- REQUIREMENT -
Search the data for the string "주문번호" and gather each line it is in.
****************************************
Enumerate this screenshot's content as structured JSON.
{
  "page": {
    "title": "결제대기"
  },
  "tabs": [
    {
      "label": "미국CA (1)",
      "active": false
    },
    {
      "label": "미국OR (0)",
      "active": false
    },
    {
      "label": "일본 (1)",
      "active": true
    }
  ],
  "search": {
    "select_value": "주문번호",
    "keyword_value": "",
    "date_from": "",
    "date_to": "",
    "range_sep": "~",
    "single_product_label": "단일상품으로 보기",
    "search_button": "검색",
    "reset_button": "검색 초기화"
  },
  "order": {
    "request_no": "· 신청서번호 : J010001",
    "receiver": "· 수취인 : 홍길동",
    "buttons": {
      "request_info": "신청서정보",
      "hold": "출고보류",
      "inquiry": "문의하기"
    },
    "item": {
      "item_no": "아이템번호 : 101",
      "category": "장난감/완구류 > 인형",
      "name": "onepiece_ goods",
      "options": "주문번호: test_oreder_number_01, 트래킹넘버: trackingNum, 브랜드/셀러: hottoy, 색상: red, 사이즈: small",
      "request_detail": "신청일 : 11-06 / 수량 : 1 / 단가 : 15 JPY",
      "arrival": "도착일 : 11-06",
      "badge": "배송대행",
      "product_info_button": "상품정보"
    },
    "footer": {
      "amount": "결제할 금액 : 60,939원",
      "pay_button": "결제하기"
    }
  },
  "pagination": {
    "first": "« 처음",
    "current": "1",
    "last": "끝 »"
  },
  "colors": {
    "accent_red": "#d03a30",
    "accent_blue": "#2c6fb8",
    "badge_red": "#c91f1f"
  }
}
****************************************
- ANSWER BOX -
    "select_value": "주문번호",
      "options": "주문번호: test_oreder_number_01, 트래킹넘버: trackingNum, 브랜드/셀러: hottoy, 색상: red, 사이즈: small",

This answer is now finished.